Element data from apps and pages
BEGIN
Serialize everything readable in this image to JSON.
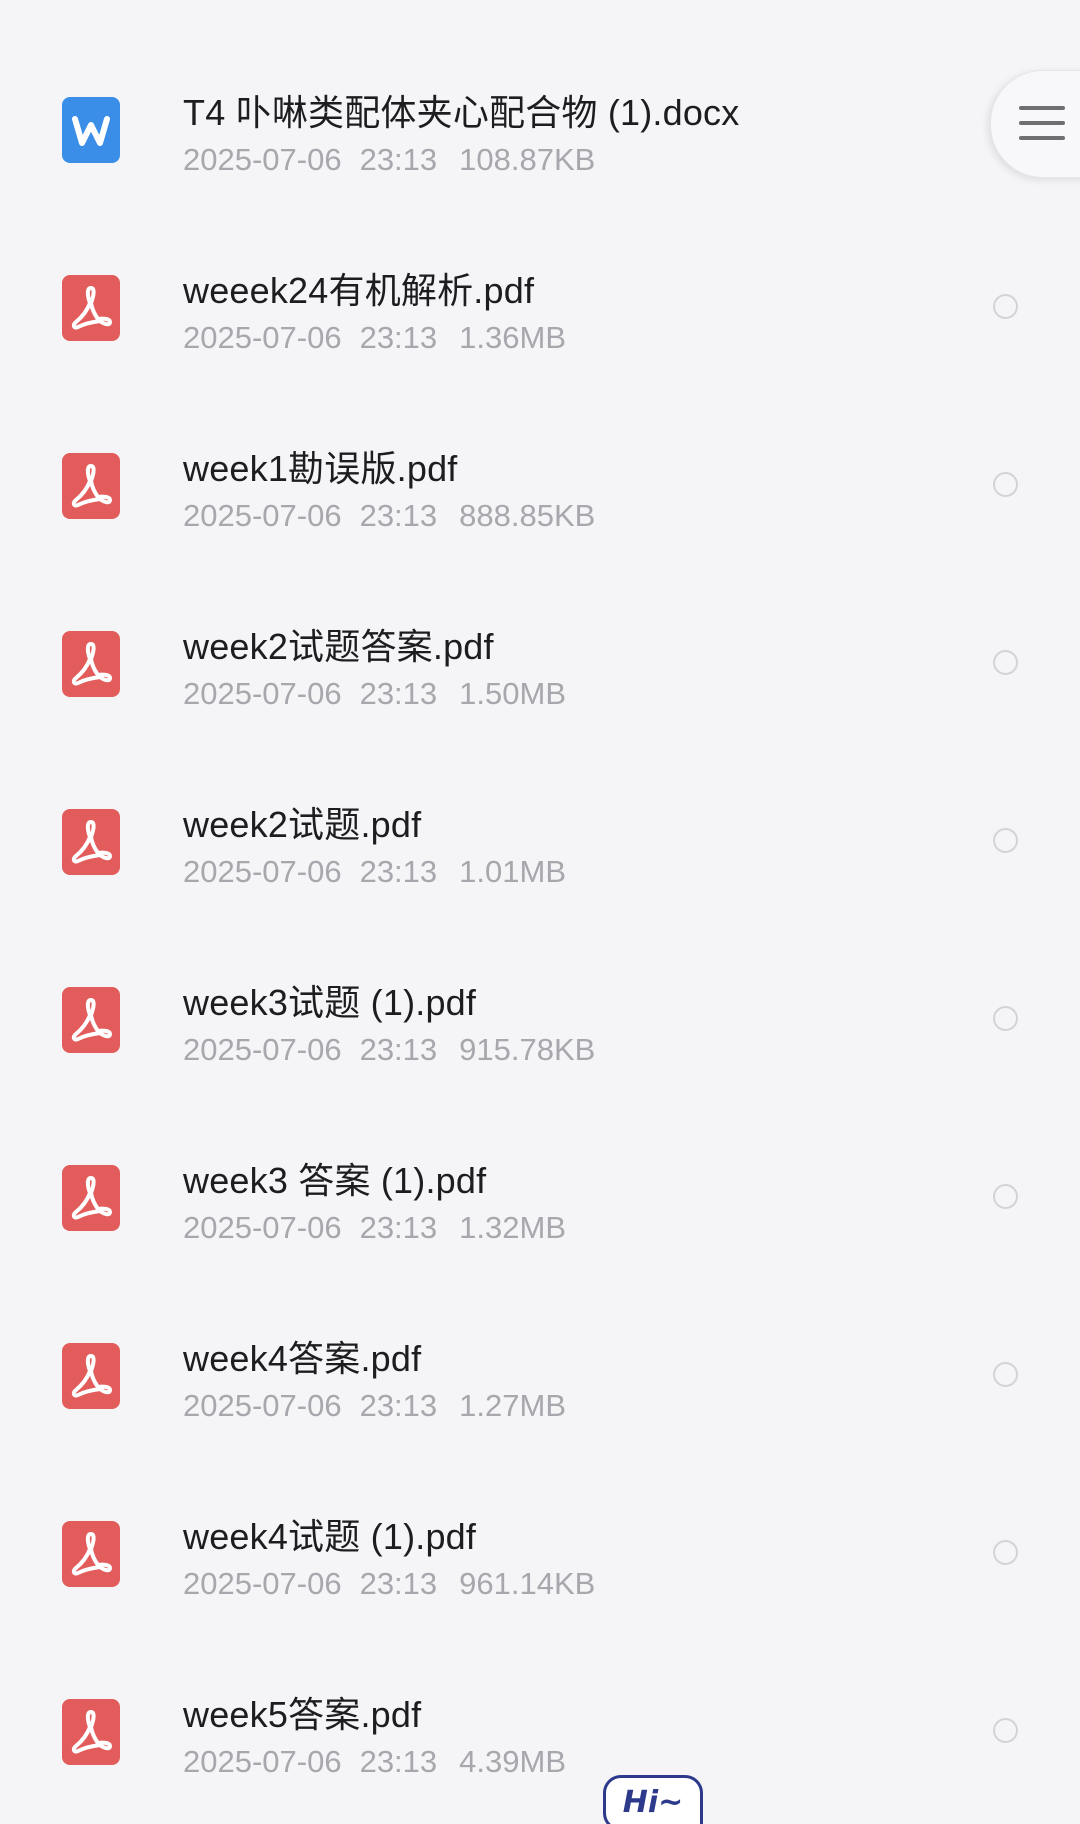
{
  "files": [
    {
      "type": "word",
      "icon": "word-document-icon",
      "name": "T4 卟啉类配体夹心配合物 (1).docx",
      "date": "2025-07-06",
      "time": "23:13",
      "size": "108.87KB"
    },
    {
      "type": "pdf",
      "icon": "pdf-document-icon",
      "name": "weeek24有机解析.pdf",
      "date": "2025-07-06",
      "time": "23:13",
      "size": "1.36MB"
    },
    {
      "type": "pdf",
      "icon": "pdf-document-icon",
      "name": "week1勘误版.pdf",
      "date": "2025-07-06",
      "time": "23:13",
      "size": "888.85KB"
    },
    {
      "type": "pdf",
      "icon": "pdf-document-icon",
      "name": "week2试题答案.pdf",
      "date": "2025-07-06",
      "time": "23:13",
      "size": "1.50MB"
    },
    {
      "type": "pdf",
      "icon": "pdf-document-icon",
      "name": "week2试题.pdf",
      "date": "2025-07-06",
      "time": "23:13",
      "size": "1.01MB"
    },
    {
      "type": "pdf",
      "icon": "pdf-document-icon",
      "name": "week3试题 (1).pdf",
      "date": "2025-07-06",
      "time": "23:13",
      "size": "915.78KB"
    },
    {
      "type": "pdf",
      "icon": "pdf-document-icon",
      "name": "week3 答案 (1).pdf",
      "date": "2025-07-06",
      "time": "23:13",
      "size": "1.32MB"
    },
    {
      "type": "pdf",
      "icon": "pdf-document-icon",
      "name": "week4答案.pdf",
      "date": "2025-07-06",
      "time": "23:13",
      "size": "1.27MB"
    },
    {
      "type": "pdf",
      "icon": "pdf-document-icon",
      "name": "week4试题 (1).pdf",
      "date": "2025-07-06",
      "time": "23:13",
      "size": "961.14KB"
    },
    {
      "type": "pdf",
      "icon": "pdf-document-icon",
      "name": "week5答案.pdf",
      "date": "2025-07-06",
      "time": "23:13",
      "size": "4.39MB"
    }
  ],
  "menu_button": {
    "icon": "hamburger-menu-icon"
  },
  "assistant_badge": {
    "label": "Hi~"
  },
  "colors": {
    "background": "#f5f5f7",
    "word_icon": "#3a8ee8",
    "pdf_icon": "#e25c5c",
    "name_text": "#1d1d1f",
    "meta_text": "#a7a7ad",
    "badge_accent": "#2d3a8c"
  }
}
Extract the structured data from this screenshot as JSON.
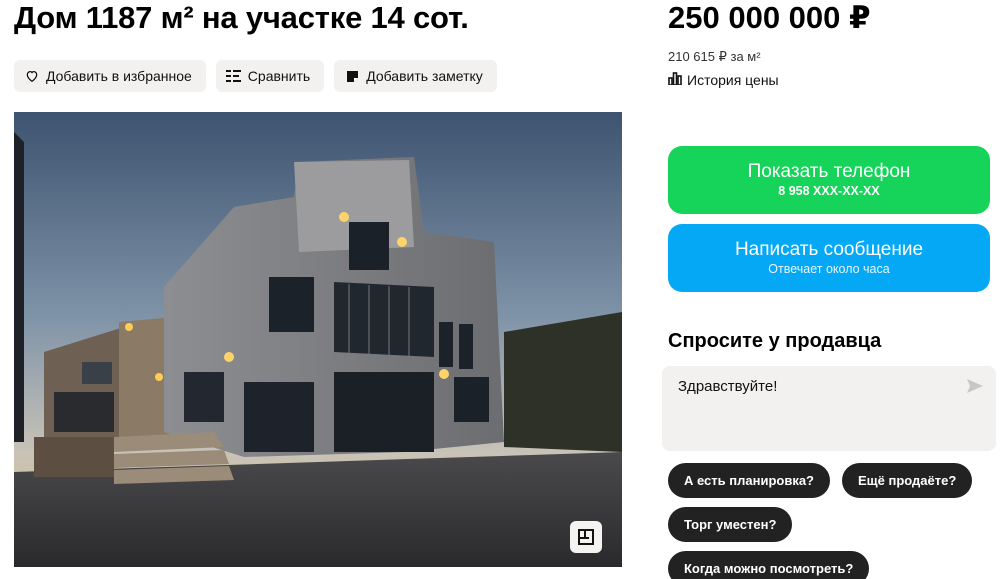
{
  "listing": {
    "title": "Дом 1187 м² на участке 14 сот."
  },
  "actions": [
    {
      "label": "Добавить в избранное",
      "icon": "heart-icon"
    },
    {
      "label": "Сравнить",
      "icon": "compare-icon"
    },
    {
      "label": "Добавить заметку",
      "icon": "note-icon"
    }
  ],
  "price": {
    "total": "250 000 000 ₽",
    "per_m2": "210 615 ₽ за м²",
    "history_label": "История цены"
  },
  "contact": {
    "phone_label": "Показать телефон",
    "phone_masked": "8 958 XXX-XX-XX",
    "phone_color": "#16d35a",
    "message_label": "Написать сообщение",
    "message_sub": "Отвечает около часа",
    "message_color": "#04a8f5"
  },
  "ask_seller": {
    "title": "Спросите у продавца",
    "message_text": "Здравствуйте!",
    "quick_replies": [
      "А есть планировка?",
      "Ещё продаёте?",
      "Торг уместен?",
      "Когда можно посмотреть?"
    ]
  },
  "photo": {
    "plan_icon": "floorplan-icon"
  }
}
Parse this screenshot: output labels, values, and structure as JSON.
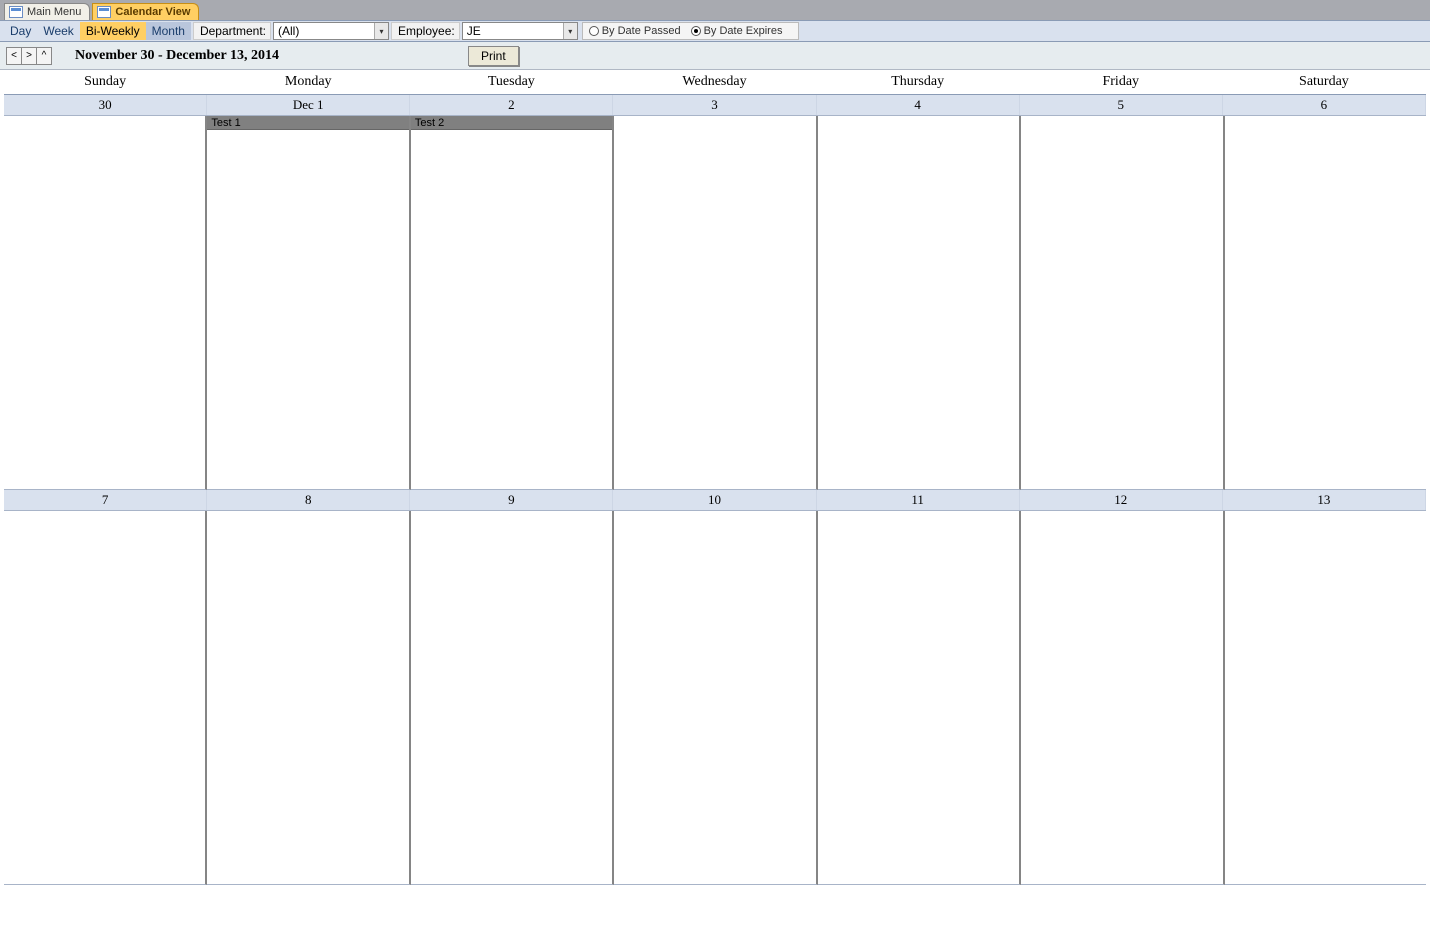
{
  "tabs": {
    "main_menu": "Main Menu",
    "calendar_view": "Calendar View"
  },
  "toolbar": {
    "views": {
      "day": "Day",
      "week": "Week",
      "biweekly": "Bi-Weekly",
      "month": "Month"
    },
    "department_label": "Department:",
    "department_value": "(All)",
    "employee_label": "Employee:",
    "employee_value": "JE",
    "radio_passed": "By Date Passed",
    "radio_expires": "By Date Expires"
  },
  "nav": {
    "prev": "<",
    "next": ">",
    "up": "^",
    "date_range": "November 30 - December 13, 2014",
    "print": "Print"
  },
  "day_headers": [
    "Sunday",
    "Monday",
    "Tuesday",
    "Wednesday",
    "Thursday",
    "Friday",
    "Saturday"
  ],
  "week1": {
    "dates": [
      "30",
      "Dec 1",
      "2",
      "3",
      "4",
      "5",
      "6"
    ],
    "events": {
      "1": "Test 1",
      "2": "Test 2"
    }
  },
  "week2": {
    "dates": [
      "7",
      "8",
      "9",
      "10",
      "11",
      "12",
      "13"
    ]
  }
}
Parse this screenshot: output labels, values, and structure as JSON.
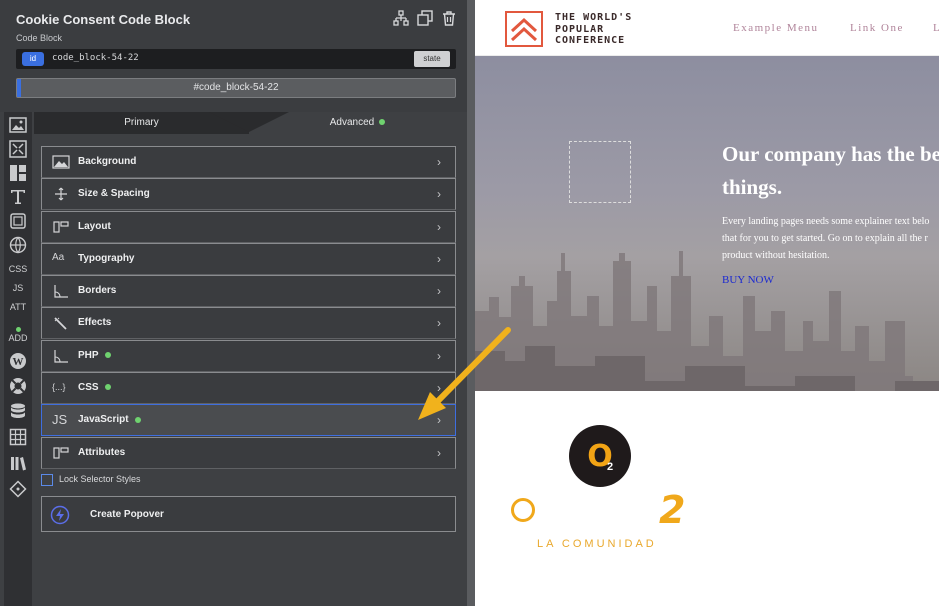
{
  "panel": {
    "title": "Cookie Consent Code Block",
    "subtitle": "Code Block",
    "id_badge": "id",
    "id_value": "code_block-54-22",
    "state_label": "state",
    "selector": "#code_block-54-22",
    "tabs": {
      "primary": "Primary",
      "advanced": "Advanced"
    },
    "rail": {
      "css": "CSS",
      "js": "JS",
      "att": "ATT",
      "add": "ADD"
    },
    "rows": [
      {
        "label": "Background",
        "icon": "background-icon"
      },
      {
        "label": "Size & Spacing",
        "icon": "size-spacing-icon"
      },
      {
        "label": "Layout",
        "icon": "layout-icon"
      },
      {
        "label": "Typography",
        "icon": "typography-icon",
        "icon_text": "Aa"
      },
      {
        "label": "Borders",
        "icon": "borders-icon"
      },
      {
        "label": "Effects",
        "icon": "effects-icon"
      },
      {
        "label": "PHP",
        "icon": "php-icon",
        "dot": true
      },
      {
        "label": "CSS",
        "icon": "css-icon",
        "dot": true,
        "icon_text": "{...}"
      },
      {
        "label": "JavaScript",
        "icon": "javascript-icon",
        "dot": true,
        "icon_text": "JS"
      },
      {
        "label": "Attributes",
        "icon": "attributes-icon"
      }
    ],
    "lock_label": "Lock Selector Styles",
    "popover_label": "Create Popover"
  },
  "preview": {
    "logo_lines": [
      "THE WORLD'S",
      "POPULAR",
      "CONFERENCE"
    ],
    "nav": [
      "Example Menu",
      "Link One",
      "L"
    ],
    "hero_heading_lines": [
      "Our company has the be",
      "things."
    ],
    "hero_text_lines": [
      "Every landing pages needs some explainer text belo",
      "that for you to get started. Go on to explain all the r",
      "product without hesitation."
    ],
    "buy_now": "BUY NOW",
    "o2_mark": "O",
    "o2_sub": "2",
    "brand_digit": "2",
    "brand_sub": "LA COMUNIDAD"
  },
  "colors": {
    "accent_blue": "#3a6fe0",
    "status_green": "#6fd26f",
    "arrow": "#f1b21c",
    "logo_red": "#e2583e",
    "brand_orange": "#f0a81b"
  }
}
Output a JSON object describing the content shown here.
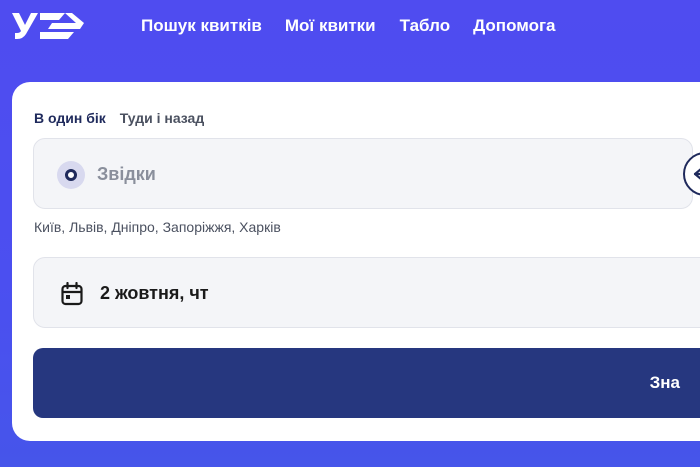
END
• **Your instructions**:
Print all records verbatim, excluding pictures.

• **Solution for this problem**:
Serialize everything readable in this image to JSON.
{
  "files": [
    {
      "type": "word",
      "icon": "word-document-icon",
      "name": "T4 卟啉类配体夹心配合物 (1).docx",
      "date": "2025-07-06",
      "time": "23:13",
      "size": "108.87KB"
    },
    {
      "type": "pdf",
      "icon": "pdf-document-icon",
      "name": "weeek24有机解析.pdf",
      "date": "2025-07-06",
      "time": "23:13",
      "size": "1.36MB"
    },
    {
      "type": "pdf",
      "icon": "pdf-document-icon",
      "name": "week1勘误版.pdf",
      "date": "2025-07-06",
      "time": "23:13",
      "size": "888.85KB"
    },
    {
      "type": "pdf",
      "icon": "pdf-document-icon",
      "name": "week2试题答案.pdf",
      "date": "2025-07-06",
      "time": "23:13",
      "size": "1.50MB"
    },
    {
      "type": "pdf",
      "icon": "pdf-document-icon",
      "name": "week2试题.pdf",
      "date": "2025-07-06",
      "time": "23:13",
      "size": "1.01MB"
    },
    {
      "type": "pdf",
      "icon": "pdf-document-icon",
      "name": "week3试题 (1).pdf",
      "date": "2025-07-06",
      "time": "23:13",
      "size": "915.78KB"
    },
    {
      "type": "pdf",
      "icon": "pdf-document-icon",
      "name": "week3 答案 (1).pdf",
      "date": "2025-07-06",
      "time": "23:13",
      "size": "1.32MB"
    },
    {
      "type": "pdf",
      "icon": "pdf-document-icon",
      "name": "week4答案.pdf",
      "date": "2025-07-06",
      "time": "23:13",
      "size": "1.27MB"
    },
    {
      "type": "pdf",
      "icon": "pdf-document-icon",
      "name": "week4试题 (1).pdf",
      "date": "2025-07-06",
      "time": "23:13",
      "size": "961.14KB"
    },
    {
      "type": "pdf",
      "icon": "pdf-document-icon",
      "name": "week5答案.pdf",
      "date": "2025-07-06",
      "time": "23:13",
      "size": "4.39MB"
    }
  ],
  "menu_button": {
    "icon": "hamburger-menu-icon"
  },
  "assistant_badge": {
    "label": "Hi~"
  },
  "colors": {
    "background": "#f5f5f7",
    "word_icon": "#3a8ee8",
    "pdf_icon": "#e25c5c",
    "name_text": "#1d1d1f",
    "meta_text": "#a7a7ad",
    "badge_accent": "#2d3a8c"
  }
}
Extract the structured data from this screenshot as JSON.
{
  "listing": {
    "title": "Дом 1187 м² на участке 14 сот."
  },
  "actions": [
    {
      "label": "Добавить в избранное",
      "icon": "heart-icon"
    },
    {
      "label": "Сравнить",
      "icon": "compare-icon"
    },
    {
      "label": "Добавить заметку",
      "icon": "note-icon"
    }
  ],
  "price": {
    "total": "250 000 000 ₽",
    "per_m2": "210 615 ₽ за м²",
    "history_label": "История цены"
  },
  "contact": {
    "phone_label": "Показать телефон",
    "phone_masked": "8 958 XXX-XX-XX",
    "phone_color": "#16d35a",
    "message_label": "Написать сообщение",
    "message_sub": "Отвечает около часа",
    "message_color": "#04a8f5"
  },
  "ask_seller": {
    "title": "Спросите у продавца",
    "message_text": "Здравствуйте!",
    "quick_replies": [
      "А есть планировка?",
      "Ещё продаёте?",
      "Торг уместен?",
      "Когда можно посмотреть?"
    ]
  },
  "photo": {
    "plan_icon": "floorplan-icon"
  }
}
Parse this screenshot: output labels, values, and structure as JSON.
{
  "tabs": {
    "main_menu": "Main Menu",
    "calendar_view": "Calendar View"
  },
  "toolbar": {
    "views": {
      "day": "Day",
      "week": "Week",
      "biweekly": "Bi-Weekly",
      "month": "Month"
    },
    "department_label": "Department:",
    "department_value": "(All)",
    "employee_label": "Employee:",
    "employee_value": "JE",
    "radio_passed": "By Date Passed",
    "radio_expires": "By Date Expires"
  },
  "nav": {
    "prev": "<",
    "next": ">",
    "up": "^",
    "date_range": "November 30 - December 13, 2014",
    "print": "Print"
  },
  "day_headers": [
    "Sunday",
    "Monday",
    "Tuesday",
    "Wednesday",
    "Thursday",
    "Friday",
    "Saturday"
  ],
  "week1": {
    "dates": [
      "30",
      "Dec 1",
      "2",
      "3",
      "4",
      "5",
      "6"
    ],
    "events": {
      "1": "Test 1",
      "2": "Test 2"
    }
  },
  "week2": {
    "dates": [
      "7",
      "8",
      "9",
      "10",
      "11",
      "12",
      "13"
    ]
  }
}
Parse this screenshot: output labels, values, and structure as JSON.
{
  "panel": {
    "title": "Cookie Consent Code Block",
    "subtitle": "Code Block",
    "id_badge": "id",
    "id_value": "code_block-54-22",
    "state_label": "state",
    "selector": "#code_block-54-22",
    "tabs": {
      "primary": "Primary",
      "advanced": "Advanced"
    },
    "rail": {
      "css": "CSS",
      "js": "JS",
      "att": "ATT",
      "add": "ADD"
    },
    "rows": [
      {
        "label": "Background",
        "icon": "background-icon"
      },
      {
        "label": "Size & Spacing",
        "icon": "size-spacing-icon"
      },
      {
        "label": "Layout",
        "icon": "layout-icon"
      },
      {
        "label": "Typography",
        "icon": "typography-icon",
        "icon_text": "Aa"
      },
      {
        "label": "Borders",
        "icon": "borders-icon"
      },
      {
        "label": "Effects",
        "icon": "effects-icon"
      },
      {
        "label": "PHP",
        "icon": "php-icon",
        "dot": true
      },
      {
        "label": "CSS",
        "icon": "css-icon",
        "dot": true,
        "icon_text": "{...}"
      },
      {
        "label": "JavaScript",
        "icon": "javascript-icon",
        "dot": true,
        "icon_text": "JS"
      },
      {
        "label": "Attributes",
        "icon": "attributes-icon"
      }
    ],
    "lock_label": "Lock Selector Styles",
    "popover_label": "Create Popover"
  },
  "preview": {
    "logo_lines": [
      "THE WORLD'S",
      "POPULAR",
      "CONFERENCE"
    ],
    "nav": [
      "Example Menu",
      "Link One",
      "L"
    ],
    "hero_heading_lines": [
      "Our company has the be",
      "things."
    ],
    "hero_text_lines": [
      "Every landing pages needs some explainer text belo",
      "that for you to get started. Go on to explain all the r",
      "product without hesitation."
    ],
    "buy_now": "BUY NOW",
    "o2_mark": "O",
    "o2_sub": "2",
    "brand_digit": "2",
    "brand_sub": "LA COMUNIDAD"
  },
  "colors": {
    "accent_blue": "#3a6fe0",
    "status_green": "#6fd26f",
    "arrow": "#f1b21c",
    "logo_red": "#e2583e",
    "brand_orange": "#f0a81b"
  }
}
Output a JSON object describing the content shown here.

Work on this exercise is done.